Paintings and other works by local artists festoon Cucuru Gallery Cafe, whose walls are painted with the rustic reds and deep greens of the Spanish countryside. Glasses of Spanish wines and specialty cocktails clink within the single-story house-turned-café, such as the Barista blended with espresso and brûlée liqueurs. Cucuru's drinks pair with tapas and other Hispanic-inspired dishes, such as crispy spiced patatas bravas with garlic-aioli dipping sauce and pollo oloroso, which tops a seared chicken breast, manchego cheese, and mashed potatoes with an oloroso-mushroom demi-glace.

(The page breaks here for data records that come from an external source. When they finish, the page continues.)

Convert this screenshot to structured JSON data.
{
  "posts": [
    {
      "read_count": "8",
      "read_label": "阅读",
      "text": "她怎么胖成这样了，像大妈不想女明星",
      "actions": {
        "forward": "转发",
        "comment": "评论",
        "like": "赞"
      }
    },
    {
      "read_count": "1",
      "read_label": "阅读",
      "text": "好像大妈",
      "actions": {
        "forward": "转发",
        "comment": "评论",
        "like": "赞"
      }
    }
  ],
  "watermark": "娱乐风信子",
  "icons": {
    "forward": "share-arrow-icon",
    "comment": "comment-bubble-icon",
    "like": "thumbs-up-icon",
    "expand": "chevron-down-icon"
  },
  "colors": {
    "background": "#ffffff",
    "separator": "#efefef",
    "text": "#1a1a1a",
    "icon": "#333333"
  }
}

The café hosts live entertainment throughout the week, such as jazz, funk, and other genres, and opens on Tuesdays for sultry tango classes.
The Hub Car Wash & Diner pays homage to Route 66 with an expansive, nostalgia-filled wall mural and an auto shop dedicated to old-fashioned service. At the facility's nucleus, staff members man a ‘50s-style diner counter where visitors can order breakfast and lunch while their vehicle undergoes washing and detailing services. Using wash tunnels and bare hands, the cleaning crews help to revamp cars, motorcycles, boats, RVs, and semitrucks. They deluge paint in soap, water, and protective spells as visitors peruse the gift shop's wares or take in the scenic view of Pikes Peak from the outdoor patio.
When Travis Dickey opened the first Dickey's Barbecue Pit in Dallas in 1941, he kept his menu small and simple, only cooking up beef brisket, pit hams, and barbecue beans, which he sold alongside potato chips, beer, bottled milk, and sodas. Dickey smoked all of his meat in-house, a practice that put his eatery on the map and one that his sons, Roland and T.D. Dickey, still rely on today.
The menu has expanded since Travis?s time behind the grill, offering plates and sandwiches that brim with nine kinds of barbecued meats, including spicy cheddar sausages, pork ribs, polish sausage, and Texas-style beef brisket that?s chopped to order. Several types of baked potatoes are piled high with meats and cheeses, which diners can wash down with a gallon of tea or Dickey's signature 32-ounce big yellow cup of soda. Staying true to the same spirit of hospitality, cooks always include a buttery roll; a homestyle side such as jalape?o beans and fried okra; dill pickles; and free ice cream with every meat plate.
Those who live, breathe, and snort coffee will find a fine selection of both classic blends and little-known beans at Pikes Perk. Percolate perkiness with the medium-bodied Tanzanian Peaberry, or the bitter-less Jamaican Blue Mountain. Black-coffee purists can grab a 20-ounce cup of joe ($1.99), whereas those who spruce up beloved brews can order a white mocha ($4.19 for 16 ounces), or enliven their aromatic medley with a shot from one of the 50 syrups available. Hoard a pot of hot Pikes' peach tea, with chunks of fruit from Austria ($3.59), or soothe your stomach with something from Pikes' food menu of pastries, sandwiches, and breakfast items.
For more than two decades, the same family at Detz Cafe has served comfort food that seems appropriate among the cozy booths and log-trimmed walls. The scents of sizzling bacon, smoked sausage, and french toast mingle in the morning air, providing a reason to get out of bed other than an obsession with the morning news anchor's mustache. At lunchtime, cooks grill sandwiches filled with corned beef or ham ‘n’ swiss, grill burgers topped with guacamole or green chili, and fill kid-friendly plates with child-sized portions.
The super-premium ice cream at Glacier Homemade Ice Cream & Gelato—which represented Colorado on Serious Eats’ list of America’s Best Ice Cream—is proof that less is more. Their chief concern is “overrun,” a term that refers to how much air is mixed into each batch of ice cream. Some less delicious ice creams can contain up to 50% air; however, Glacier’s flavors contain only 5%–7% air, yielding richer flavors and a creamier texture.
Also lauded by outlets such as the Denver Post and Colorado Daily, Glacier has a catalogue of more than 800 flavors, up to 60 of which are on hand and ready to scoop at all times. Their ice cream wizards create a new flavor every two weeks, resulting custom tastes such as chocolate raspberry truffle, caramel Oreo, and espresso chocolate buzz with a double-strength coffee base. They also craft premium Italian gelatos with skim milk, producing rich frozen treats with half the fat of ice cream in flavors such as chocolate hazelnut, peanut butter fudge, and pistachio.
No matter the flavor, Glacier uses fresh ingredients such as hand-squeezed limes, ripe strawberries, and homemade chocolate. They’ve also committed to staying Colorado-local whenever possible, receiving produce from local food producers in Penrose, Rocky Ford, Palisade, and even stocking local Umpire State Coffee, local Jerry's Nut House, imported Italian candy and using local produce like apples, melons, and peaches.